BEGIN GIVEN DATA

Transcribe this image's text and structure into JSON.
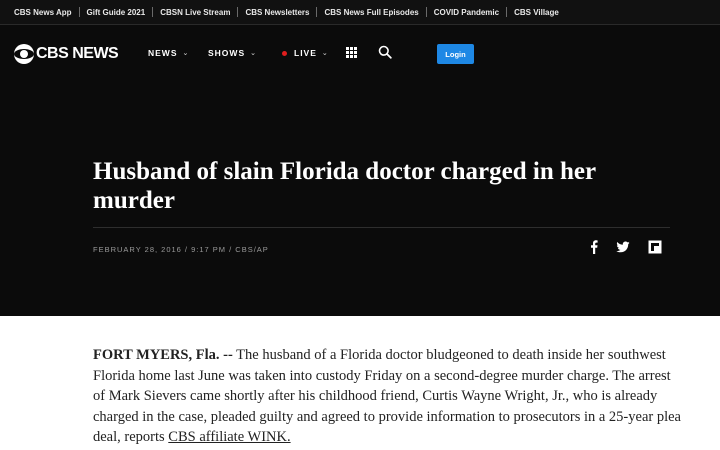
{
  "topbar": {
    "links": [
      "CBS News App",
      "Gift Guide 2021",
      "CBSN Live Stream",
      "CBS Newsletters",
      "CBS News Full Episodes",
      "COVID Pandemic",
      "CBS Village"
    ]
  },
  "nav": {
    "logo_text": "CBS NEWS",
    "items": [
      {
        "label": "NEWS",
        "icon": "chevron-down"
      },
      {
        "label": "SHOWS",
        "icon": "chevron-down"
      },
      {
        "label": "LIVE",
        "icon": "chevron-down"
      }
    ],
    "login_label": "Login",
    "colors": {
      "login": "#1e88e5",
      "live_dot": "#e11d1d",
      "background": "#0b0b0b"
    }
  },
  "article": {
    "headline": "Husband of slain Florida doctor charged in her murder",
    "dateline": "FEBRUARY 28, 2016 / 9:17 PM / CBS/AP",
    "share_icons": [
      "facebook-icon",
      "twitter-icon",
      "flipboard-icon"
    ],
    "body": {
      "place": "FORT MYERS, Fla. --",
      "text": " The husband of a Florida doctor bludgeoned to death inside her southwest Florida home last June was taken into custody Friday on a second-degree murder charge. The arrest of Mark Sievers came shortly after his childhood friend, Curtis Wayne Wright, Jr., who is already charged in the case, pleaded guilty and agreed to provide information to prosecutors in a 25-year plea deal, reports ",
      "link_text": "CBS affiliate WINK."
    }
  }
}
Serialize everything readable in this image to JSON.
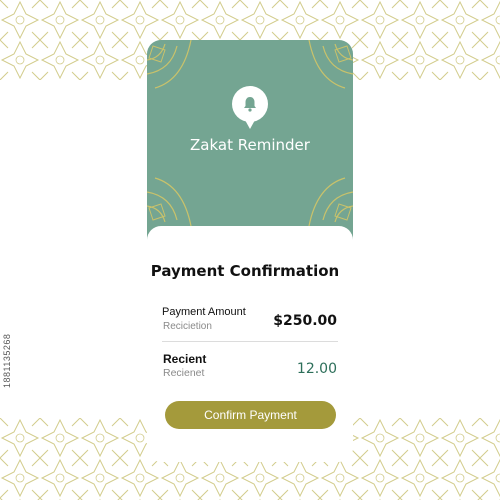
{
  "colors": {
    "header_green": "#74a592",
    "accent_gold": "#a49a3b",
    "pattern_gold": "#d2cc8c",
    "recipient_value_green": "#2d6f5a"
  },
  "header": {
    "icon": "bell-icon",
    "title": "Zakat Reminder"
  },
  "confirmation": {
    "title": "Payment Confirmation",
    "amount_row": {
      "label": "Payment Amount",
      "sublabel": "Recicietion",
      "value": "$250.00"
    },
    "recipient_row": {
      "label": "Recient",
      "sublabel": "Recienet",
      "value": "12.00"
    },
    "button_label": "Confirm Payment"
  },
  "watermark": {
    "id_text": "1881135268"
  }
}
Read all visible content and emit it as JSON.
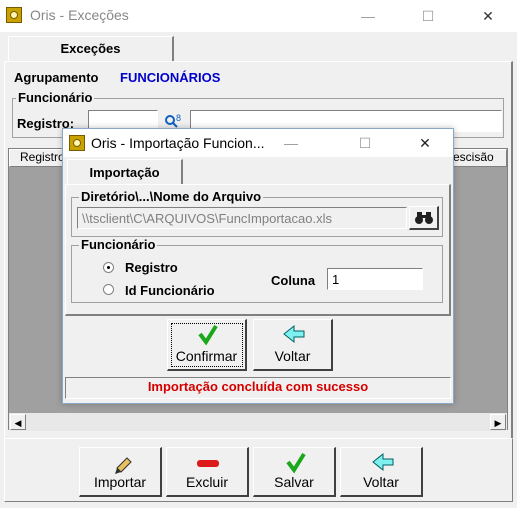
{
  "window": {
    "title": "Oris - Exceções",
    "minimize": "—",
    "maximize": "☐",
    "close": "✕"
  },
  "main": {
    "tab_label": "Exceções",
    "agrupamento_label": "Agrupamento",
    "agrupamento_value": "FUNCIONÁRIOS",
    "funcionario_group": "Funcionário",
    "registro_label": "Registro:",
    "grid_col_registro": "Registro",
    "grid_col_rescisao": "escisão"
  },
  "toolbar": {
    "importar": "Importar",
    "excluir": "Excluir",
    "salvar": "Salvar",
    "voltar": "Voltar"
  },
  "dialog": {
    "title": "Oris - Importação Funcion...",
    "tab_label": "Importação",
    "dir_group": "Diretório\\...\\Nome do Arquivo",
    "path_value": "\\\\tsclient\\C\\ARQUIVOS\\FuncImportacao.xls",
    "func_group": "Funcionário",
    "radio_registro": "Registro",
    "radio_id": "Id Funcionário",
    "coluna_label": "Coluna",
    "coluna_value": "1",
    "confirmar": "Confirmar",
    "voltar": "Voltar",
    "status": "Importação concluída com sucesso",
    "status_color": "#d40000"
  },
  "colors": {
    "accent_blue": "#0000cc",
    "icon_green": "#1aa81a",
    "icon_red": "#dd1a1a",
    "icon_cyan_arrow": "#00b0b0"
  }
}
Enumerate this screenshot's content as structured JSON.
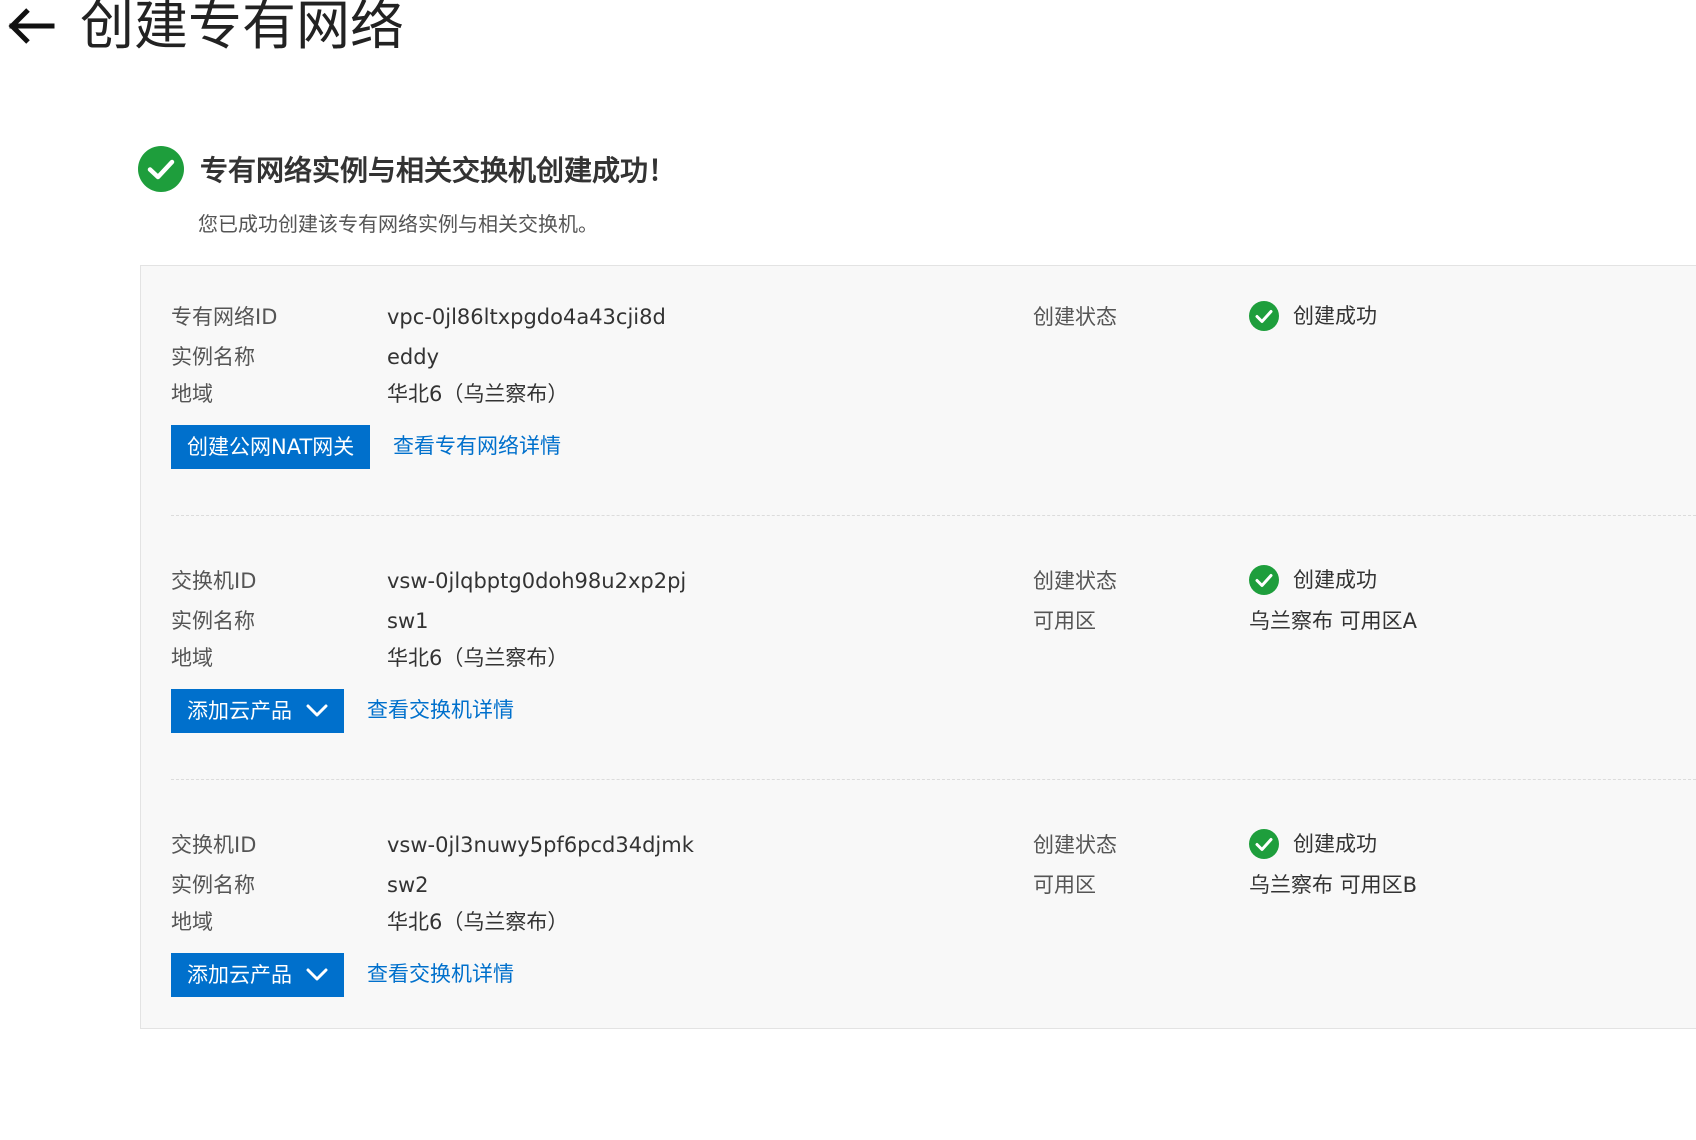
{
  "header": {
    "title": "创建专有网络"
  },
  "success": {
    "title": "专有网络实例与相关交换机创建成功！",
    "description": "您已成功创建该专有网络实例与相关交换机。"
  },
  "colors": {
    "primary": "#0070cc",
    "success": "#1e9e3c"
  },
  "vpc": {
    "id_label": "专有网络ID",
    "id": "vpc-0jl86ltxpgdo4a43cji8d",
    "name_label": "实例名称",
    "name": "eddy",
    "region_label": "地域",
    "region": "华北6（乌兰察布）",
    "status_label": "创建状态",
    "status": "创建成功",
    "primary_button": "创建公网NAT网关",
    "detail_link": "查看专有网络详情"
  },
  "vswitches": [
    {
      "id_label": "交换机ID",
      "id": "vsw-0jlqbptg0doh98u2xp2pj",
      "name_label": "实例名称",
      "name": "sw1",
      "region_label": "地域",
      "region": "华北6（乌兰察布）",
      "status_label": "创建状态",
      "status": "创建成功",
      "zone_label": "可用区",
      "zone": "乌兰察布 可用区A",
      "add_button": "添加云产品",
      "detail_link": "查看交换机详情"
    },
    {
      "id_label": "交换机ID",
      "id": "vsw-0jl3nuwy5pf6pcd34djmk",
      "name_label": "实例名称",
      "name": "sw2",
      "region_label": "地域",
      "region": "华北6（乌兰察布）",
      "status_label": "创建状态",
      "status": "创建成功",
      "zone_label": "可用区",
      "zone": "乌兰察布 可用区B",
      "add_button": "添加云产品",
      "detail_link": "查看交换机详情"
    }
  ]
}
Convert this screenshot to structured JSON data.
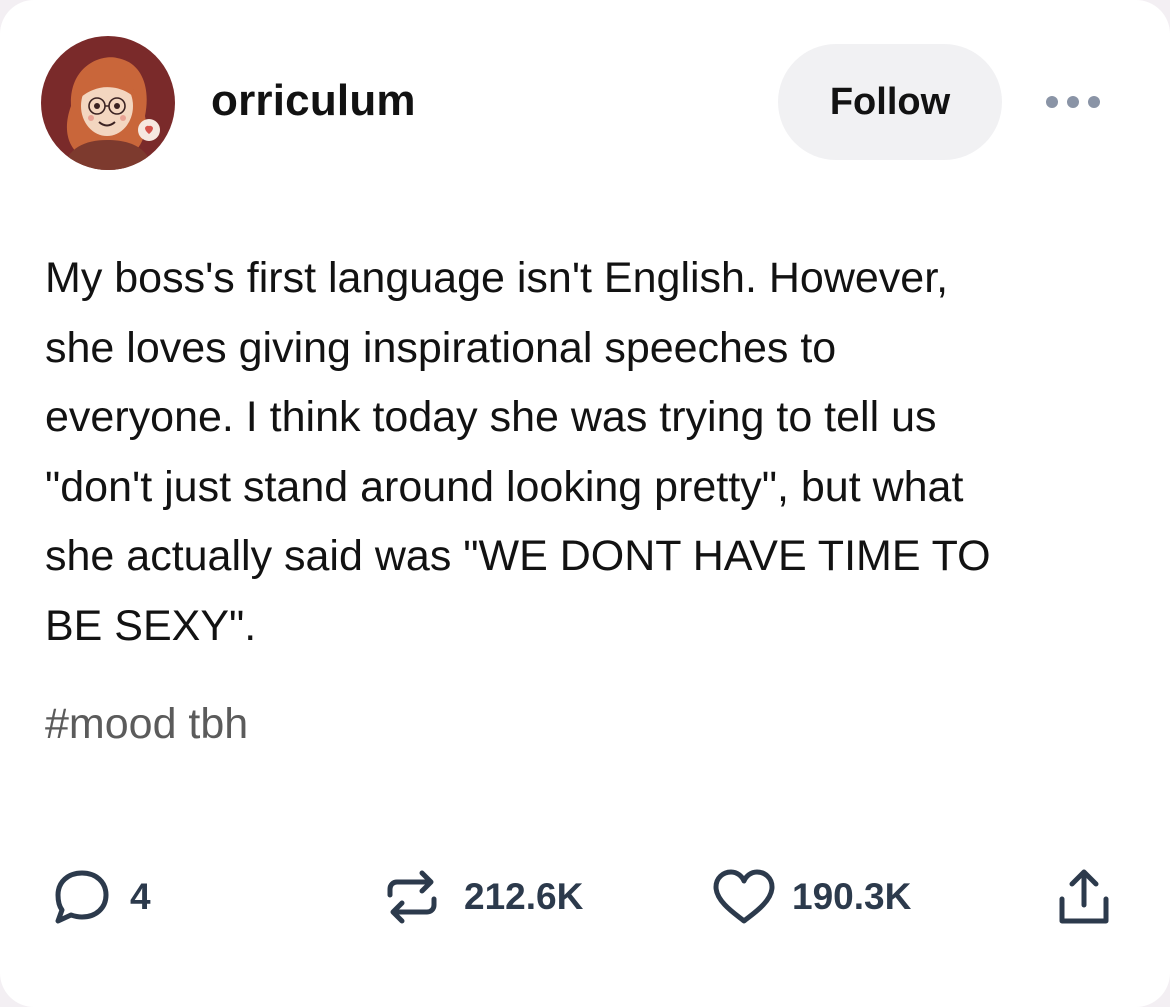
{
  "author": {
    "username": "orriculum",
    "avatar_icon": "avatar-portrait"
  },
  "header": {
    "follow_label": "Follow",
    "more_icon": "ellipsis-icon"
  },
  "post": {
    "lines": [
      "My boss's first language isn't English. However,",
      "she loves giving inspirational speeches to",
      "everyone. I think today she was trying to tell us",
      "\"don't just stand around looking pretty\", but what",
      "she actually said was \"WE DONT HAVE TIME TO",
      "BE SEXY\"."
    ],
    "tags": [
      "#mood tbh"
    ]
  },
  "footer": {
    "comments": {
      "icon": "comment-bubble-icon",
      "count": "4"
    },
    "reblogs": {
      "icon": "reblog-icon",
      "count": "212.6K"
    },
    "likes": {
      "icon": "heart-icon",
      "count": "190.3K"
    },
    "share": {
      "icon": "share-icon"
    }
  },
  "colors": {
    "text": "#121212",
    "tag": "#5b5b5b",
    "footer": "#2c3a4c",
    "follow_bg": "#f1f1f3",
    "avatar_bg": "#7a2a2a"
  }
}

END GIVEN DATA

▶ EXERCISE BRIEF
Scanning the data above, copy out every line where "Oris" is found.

▶ TASK RESULT
    "title": "Oris - Exceções",
    "title": "Oris - Importação Funcion...",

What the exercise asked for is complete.